After 20 years the property would be yours and by then it would have doubled in value; better still take some of the capital appreciation out of the first property after a year or so, and buy another rental property, then another and so on. It made complete sense and I know a lot of people jumped on the bandwagon. Private rental property investment subsequently mushroomed through the 90’s and into the new century.
I did not participate at that time nor since. To me the things that were not talked about were the things that troubled me most – maintenance of the property, continuity of tenancy and surety of payment. Also, I must admit offsetting the costs against your income tax is still a real cash cost. It is really only a benefit from an accounting perspective.
Offsetting expenses is about to be addressed head-on as part of proposed changes to the tax rules before parliament this year. This signalls the desire by the current government to close off the ability for private individuals to offset losses on property investment from their private income for tax purposes. A move that will impact all property investors who are heavily leveraged with some form of finance arrangement. It proposes bringing property investment in line with other forms of investment which have never been offered with the attraction of offsetting interest costs against personal tax.
This proposed change is not the first, nor is it likely to be the last legislative change to impact the residential property investment business. Over the past few years we have seen the mandatory requirement of smoke alarms and from mid this year insulation requirements in rental properties. Add to this the likely changes to tenancy rules including the ending of no-cause terminations, and the likely increase notice periods to terminate tenancies, as well the prospect of a Warrant of Fitness.
These changes are a reflection of an appreciation that tenants, and the ‘rental generation’ as it has been termed, cannot continue to be viewed as a subservient fuel to the engine of property investment. Tenants should expect to be provided with housing that meet basic levels of safety and liveability. In NZ, when we compare ourselves to many other countries, we have not been afforded an equitable balance that provides tenants with the surety and security of long-term occupancy. In many countries such occupancy can potentially be for life and valued by the tenants who are prepared to treat the property as their home. This rebalancing of this tenant / landlord equation is what these likely proposed changes to legislation will seek to achieve.
For private landlords these legislative changes will be seen as a burdensome and maybe to some, a bridge too far, that sees the appeal of residential property investment lessen. They may well cash-up, seeking new investment options which when compared to 20 years ago are certainly more plentiful.
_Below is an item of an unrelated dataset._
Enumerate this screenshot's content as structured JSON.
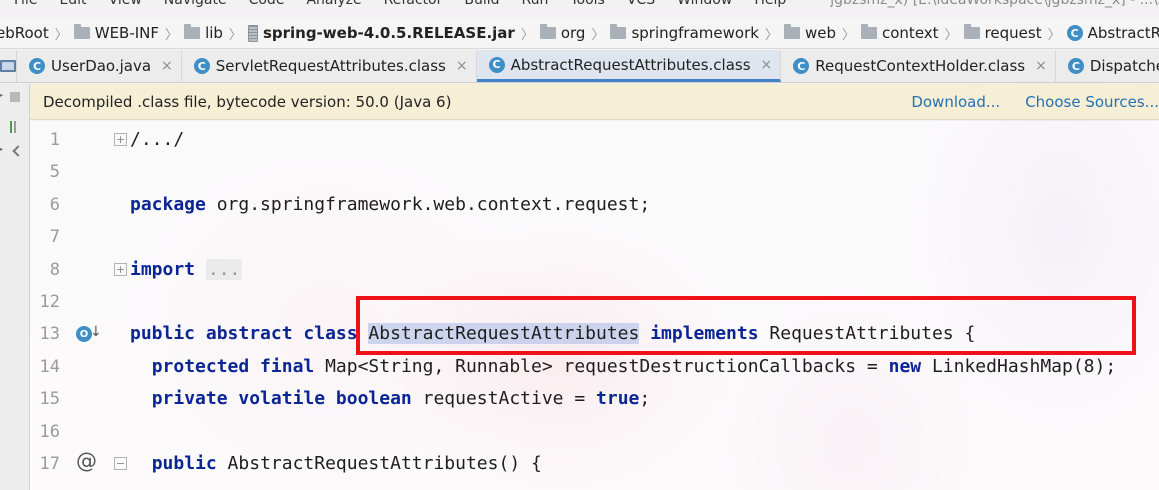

Some investors will be attracted to the idea of shared ownership of investment property which offers the same principle of “bricks & mortar” investment in property but without the hassle. The property is fully managed and with no gearing there is no question as to mortgage lending issues. PropertyShares* in investment property allows for diversification, one of the core principles of sound investment. The classic principle of don’t put all your eggs in one basket principle which almost all private property investors fail to heed. The Property Crowd is an innovative solution for such prospective investors allowing for the partial ownership in PropertyShares in a single property with the potential for liquidity and transparency of these shares through a regulated trading market.
The fact is legislative changes are coming to the rental property market, they are whilst hinderance to landlords, do provide a safeguard for tenants. With well over 40% of the NZ population living in tenanted accommodation they are a core part of our community and need the legislative support, but just as importantly they need safe and secure accommodation. Accommodation that property investors want and need to provide. The change is most likely to come in the method of ownership to better reflect these changes.
PropertyShares*. Shares in a holding company that owns a residential investment property.
Latest posts by Alistair Helm
- Legislative changes and the impact on property investing - January 17, 2019